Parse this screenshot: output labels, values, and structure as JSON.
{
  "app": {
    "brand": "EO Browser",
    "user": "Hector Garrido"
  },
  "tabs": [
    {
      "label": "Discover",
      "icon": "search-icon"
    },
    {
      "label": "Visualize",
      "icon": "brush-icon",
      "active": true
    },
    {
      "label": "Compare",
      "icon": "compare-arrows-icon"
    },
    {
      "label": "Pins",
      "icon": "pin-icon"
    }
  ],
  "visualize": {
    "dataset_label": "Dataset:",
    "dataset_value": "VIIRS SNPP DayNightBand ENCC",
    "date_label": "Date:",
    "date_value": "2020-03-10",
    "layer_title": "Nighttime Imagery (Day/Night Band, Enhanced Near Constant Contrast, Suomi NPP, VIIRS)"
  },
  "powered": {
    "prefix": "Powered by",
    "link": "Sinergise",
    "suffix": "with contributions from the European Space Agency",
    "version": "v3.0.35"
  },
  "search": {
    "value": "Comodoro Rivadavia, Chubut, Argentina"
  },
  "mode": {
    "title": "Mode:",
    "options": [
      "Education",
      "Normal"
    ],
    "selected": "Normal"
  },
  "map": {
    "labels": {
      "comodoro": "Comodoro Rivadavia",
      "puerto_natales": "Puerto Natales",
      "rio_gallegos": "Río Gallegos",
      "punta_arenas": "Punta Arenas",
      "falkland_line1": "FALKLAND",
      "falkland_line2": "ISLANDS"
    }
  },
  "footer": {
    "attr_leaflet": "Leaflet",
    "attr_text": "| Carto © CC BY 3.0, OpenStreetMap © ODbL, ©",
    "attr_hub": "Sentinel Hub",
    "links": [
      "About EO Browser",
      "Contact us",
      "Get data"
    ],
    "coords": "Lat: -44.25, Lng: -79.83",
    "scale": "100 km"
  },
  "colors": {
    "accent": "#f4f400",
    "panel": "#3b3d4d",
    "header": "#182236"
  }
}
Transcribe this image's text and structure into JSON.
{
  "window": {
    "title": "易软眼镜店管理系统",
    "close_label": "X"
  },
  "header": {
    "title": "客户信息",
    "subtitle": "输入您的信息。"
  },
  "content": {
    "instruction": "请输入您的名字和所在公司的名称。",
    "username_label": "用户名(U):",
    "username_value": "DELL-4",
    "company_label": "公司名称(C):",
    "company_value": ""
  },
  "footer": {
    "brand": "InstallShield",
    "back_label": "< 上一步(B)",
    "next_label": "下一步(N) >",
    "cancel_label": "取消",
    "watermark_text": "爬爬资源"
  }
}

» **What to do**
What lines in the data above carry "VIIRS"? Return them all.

» **Solution to this task**
    "dataset_value": "VIIRS SNPP DayNightBand ENCC",
    "layer_title": "Nighttime Imagery (Day/Night Band, Enhanced Near Constant Contrast, Suomi NPP, VIIRS)"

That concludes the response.